This is equivalent to a 44-percent increase, according to City Assessor Reinier Salazar.
Salazar also revealed that even the transfer-tax payments increased to P89 million last year, from P74 million in 2016, or 20 percent higher. Transfer tax is a levy imposed on the transfer of title of a property.
Salazar emphasized that the increase in both RPT and transfer-tax payments was “a clear proof that the real-property owners have a high trust and confidence on Mayor Oscar Malapitan’s administration because of the improvements and progress that the taxpayers have been seeing in Caloocan City” since Malapitan became the top official of the city in 2013.
Malapitan, he noted, launched several projects that convinced businessmen and residents of Caloocan City to pay their taxes correctly and on time.
This led to positive results, as proven by increased tax collection, which never happened in the past 18 years, he added.
Malapitan’s first run for mayor was in 2013 when he defeated Ricojudge Echiverri, son of former mayor and former lawmaker Enrico Echiverri.
In the 2016 polls, he won again after defeating the elder Echiverri.
The elder Echiverri is now facing eight graft and corruption charges before the Sandiganbayan.
So far, Malapitan has not been accused and charged of graft and corruption—even plunder before the Office of the Ombudsman—because Malapitan stole nothing from the city government’s copper, Salazar said.
Another factor in the increase in the collection of taxes was the effective and efficient tax-collection system of the City Assessors Office.
This effective and efficient tax-collection system is actually a good example of “best practice” insofar as advocates of good and honest public administration and governance are concerned.
According to Nolan B. Sison, officer in charge of the Public Information Office, the high trust and confidence of the property owners to Malapitan produced a big number of taxpayers that trooped to the city hall and paid their correct taxes.
Sison said the city government did not launch tax-payment campaigns to persuade the taxpayers to do their obligation, as what other local governments usually do.

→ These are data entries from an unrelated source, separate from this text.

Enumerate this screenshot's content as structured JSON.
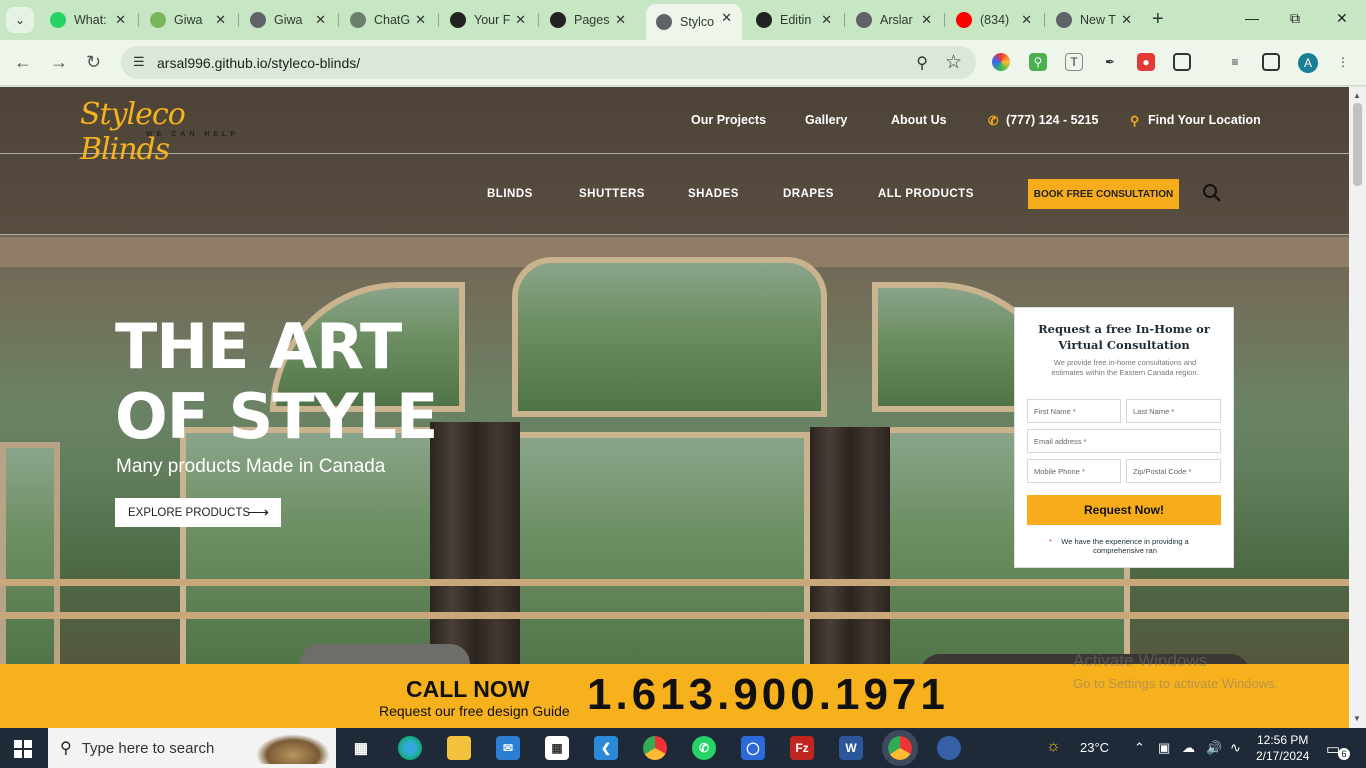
{
  "browser": {
    "tabs": [
      {
        "label": "What:",
        "icon": "whatsapp-icon",
        "color": "#25d366"
      },
      {
        "label": "Giwa",
        "icon": "shopify-icon",
        "color": "#7ab55c"
      },
      {
        "label": "Giwa",
        "icon": "globe-icon",
        "color": "#5f6368"
      },
      {
        "label": "ChatG",
        "icon": "chatgpt-icon",
        "color": "#6b7f6b"
      },
      {
        "label": "Your F",
        "icon": "github-icon",
        "color": "#222222"
      },
      {
        "label": "Pages",
        "icon": "github-icon",
        "color": "#222222"
      },
      {
        "label": "Stylco",
        "icon": "globe-icon",
        "color": "#5f6368",
        "active": true
      },
      {
        "label": "Editin",
        "icon": "github-icon",
        "color": "#222222"
      },
      {
        "label": "Arslar",
        "icon": "globe-icon",
        "color": "#5f6368"
      },
      {
        "label": "(834)",
        "icon": "youtube-icon",
        "color": "#ff0000"
      },
      {
        "label": "New T",
        "icon": "globe-icon",
        "color": "#5f6368"
      }
    ],
    "url": "arsal996.github.io/styleco-blinds/",
    "profile_initial": "A"
  },
  "site": {
    "logo_text": "Styleco Blinds",
    "logo_tagline": "WE CAN HELP",
    "top_nav": {
      "projects": "Our Projects",
      "gallery": "Gallery",
      "about": "About Us",
      "phone": "(777) 124 - 5215",
      "location": "Find Your Location"
    },
    "main_nav": {
      "blinds": "BLINDS",
      "shutters": "SHUTTERS",
      "shades": "SHADES",
      "drapes": "DRAPES",
      "all": "ALL PRODUCTS"
    },
    "cta_label": "BOOK FREE CONSULTATION",
    "accent": "#f6ac1b",
    "hero": {
      "title_line1": "THE ART",
      "title_line2": "OF STYLE",
      "subtitle": "Many products Made in Canada",
      "explore_label": "EXPLORE PRODUCTS"
    },
    "form": {
      "title": "Request a free In-Home or Virtual Consultation",
      "description": "We provide free in-home consultations and estimates within the Eastern Canada region.",
      "first_name_ph": "First Name *",
      "last_name_ph": "Last Name *",
      "email_ph": "Email address *",
      "mobile_ph": "Mobile Phone *",
      "zip_ph": "Zip/Postal Code *",
      "submit_label": "Request Now!",
      "note": "We have the experience in providing a comprehensive ran"
    },
    "call_bar": {
      "call_now": "CALL NOW",
      "subtext": "Request our free design Guide",
      "number": "1.613.900.1971"
    },
    "watermark_line1": "Activate Windows",
    "watermark_line2": "Go to Settings to activate Windows."
  },
  "taskbar": {
    "search_placeholder": "Type here to search",
    "weather": "23°C",
    "time": "12:56 PM",
    "date": "2/17/2024",
    "notifications": "6"
  }
}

He noted that what the Caloocan City government only did was it announced the schedule of tax payments and the procedures.
Malapitan then ordered the schedule to be extended.
Sison stressed that Malapitan’s “mega projects” were the campaigner themselves, which turned out to be effective in convincing the taxpayers to pay the correct taxes.
He also said many people bought houses and lots in the city, which led to the hike in transfer tax.
The city government has not increased the RPT and transfer tax since 2005.